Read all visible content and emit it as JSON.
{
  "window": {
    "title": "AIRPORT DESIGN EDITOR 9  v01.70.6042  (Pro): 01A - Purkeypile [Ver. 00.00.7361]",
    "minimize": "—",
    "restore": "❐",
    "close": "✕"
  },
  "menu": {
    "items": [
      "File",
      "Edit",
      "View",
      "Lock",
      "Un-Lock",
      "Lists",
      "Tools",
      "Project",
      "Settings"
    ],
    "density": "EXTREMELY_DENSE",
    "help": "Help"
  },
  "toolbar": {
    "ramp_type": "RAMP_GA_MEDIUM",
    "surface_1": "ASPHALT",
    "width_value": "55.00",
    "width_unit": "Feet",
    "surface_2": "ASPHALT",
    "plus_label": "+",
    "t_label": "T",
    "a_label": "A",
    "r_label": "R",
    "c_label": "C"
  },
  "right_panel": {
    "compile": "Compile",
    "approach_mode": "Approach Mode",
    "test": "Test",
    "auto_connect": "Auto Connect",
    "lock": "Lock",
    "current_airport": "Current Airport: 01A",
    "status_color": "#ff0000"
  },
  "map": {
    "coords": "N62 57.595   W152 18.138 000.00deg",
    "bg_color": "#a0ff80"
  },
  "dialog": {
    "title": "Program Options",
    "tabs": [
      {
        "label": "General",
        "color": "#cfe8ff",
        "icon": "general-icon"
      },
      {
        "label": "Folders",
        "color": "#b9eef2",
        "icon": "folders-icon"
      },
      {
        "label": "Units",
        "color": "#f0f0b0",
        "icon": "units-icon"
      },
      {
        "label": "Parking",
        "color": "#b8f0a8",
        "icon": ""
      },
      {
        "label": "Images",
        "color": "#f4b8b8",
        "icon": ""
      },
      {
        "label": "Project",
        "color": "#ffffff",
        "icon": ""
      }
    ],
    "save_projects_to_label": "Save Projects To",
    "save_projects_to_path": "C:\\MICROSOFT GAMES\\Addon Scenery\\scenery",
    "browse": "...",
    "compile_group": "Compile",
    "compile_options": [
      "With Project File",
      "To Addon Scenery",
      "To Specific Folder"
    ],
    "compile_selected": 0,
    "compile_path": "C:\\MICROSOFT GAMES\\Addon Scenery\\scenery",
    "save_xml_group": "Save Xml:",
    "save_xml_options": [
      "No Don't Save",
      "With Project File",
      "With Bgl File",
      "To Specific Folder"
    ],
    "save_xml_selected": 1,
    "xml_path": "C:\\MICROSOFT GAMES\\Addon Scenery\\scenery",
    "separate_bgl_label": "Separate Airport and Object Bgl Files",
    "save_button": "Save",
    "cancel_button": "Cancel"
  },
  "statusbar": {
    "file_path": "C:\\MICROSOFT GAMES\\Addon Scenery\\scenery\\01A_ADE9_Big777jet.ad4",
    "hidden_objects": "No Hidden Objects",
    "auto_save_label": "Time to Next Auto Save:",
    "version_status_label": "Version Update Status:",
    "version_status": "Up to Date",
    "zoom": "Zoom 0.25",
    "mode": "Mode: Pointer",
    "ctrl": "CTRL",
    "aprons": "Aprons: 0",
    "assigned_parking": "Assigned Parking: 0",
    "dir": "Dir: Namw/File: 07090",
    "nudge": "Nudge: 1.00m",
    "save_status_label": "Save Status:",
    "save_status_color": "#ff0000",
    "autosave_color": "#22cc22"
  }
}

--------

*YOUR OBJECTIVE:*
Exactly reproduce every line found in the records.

*ANSWER BELOW:*
Read all visible content and emit it as JSON.
{
  "window": {
    "title": "AIRPORT DESIGN EDITOR 9  v01.70.6042  (Pro): 01A - Purkeypile [Ver. 00.00.7361]",
    "minimize": "—",
    "restore": "❐",
    "close": "✕"
  },
  "menu": {
    "items": [
      "File",
      "Edit",
      "View",
      "Lock",
      "Un-Lock",
      "Lists",
      "Tools",
      "Project",
      "Settings"
    ],
    "density": "EXTREMELY_DENSE",
    "help": "Help"
  },
  "toolbar": {
    "ramp_type": "RAMP_GA_MEDIUM",
    "surface_1": "ASPHALT",
    "width_value": "55.00",
    "width_unit": "Feet",
    "surface_2": "ASPHALT",
    "plus_label": "+",
    "t_label": "T",
    "a_label": "A",
    "r_label": "R",
    "c_label": "C"
  },
  "right_panel": {
    "compile": "Compile",
    "approach_mode": "Approach Mode",
    "test": "Test",
    "auto_connect": "Auto Connect",
    "lock": "Lock",
    "current_airport": "Current Airport: 01A",
    "status_color": "#ff0000"
  },
  "map": {
    "coords": "N62 57.595   W152 18.138 000.00deg",
    "bg_color": "#a0ff80"
  },
  "dialog": {
    "title": "Program Options",
    "tabs": [
      {
        "label": "General",
        "color": "#cfe8ff",
        "icon": "general-icon"
      },
      {
        "label": "Folders",
        "color": "#b9eef2",
        "icon": "folders-icon"
      },
      {
        "label": "Units",
        "color": "#f0f0b0",
        "icon": "units-icon"
      },
      {
        "label": "Parking",
        "color": "#b8f0a8",
        "icon": ""
      },
      {
        "label": "Images",
        "color": "#f4b8b8",
        "icon": ""
      },
      {
        "label": "Project",
        "color": "#ffffff",
        "icon": ""
      }
    ],
    "save_projects_to_label": "Save Projects To",
    "save_projects_to_path": "C:\\MICROSOFT GAMES\\Addon Scenery\\scenery",
    "browse": "...",
    "compile_group": "Compile",
    "compile_options": [
      "With Project File",
      "To Addon Scenery",
      "To Specific Folder"
    ],
    "compile_selected": 0,
    "compile_path": "C:\\MICROSOFT GAMES\\Addon Scenery\\scenery",
    "save_xml_group": "Save Xml:",
    "save_xml_options": [
      "No Don't Save",
      "With Project File",
      "With Bgl File",
      "To Specific Folder"
    ],
    "save_xml_selected": 1,
    "xml_path": "C:\\MICROSOFT GAMES\\Addon Scenery\\scenery",
    "separate_bgl_label": "Separate Airport and Object Bgl Files",
    "save_button": "Save",
    "cancel_button": "Cancel"
  },
  "statusbar": {
    "file_path": "C:\\MICROSOFT GAMES\\Addon Scenery\\scenery\\01A_ADE9_Big777jet.ad4",
    "hidden_objects": "No Hidden Objects",
    "auto_save_label": "Time to Next Auto Save:",
    "version_status_label": "Version Update Status:",
    "version_status": "Up to Date",
    "zoom": "Zoom 0.25",
    "mode": "Mode: Pointer",
    "ctrl": "CTRL",
    "aprons": "Aprons: 0",
    "assigned_parking": "Assigned Parking: 0",
    "dir": "Dir: Namw/File: 07090",
    "nudge": "Nudge: 1.00m",
    "save_status_label": "Save Status:",
    "save_status_color": "#ff0000",
    "autosave_color": "#22cc22"
  }
}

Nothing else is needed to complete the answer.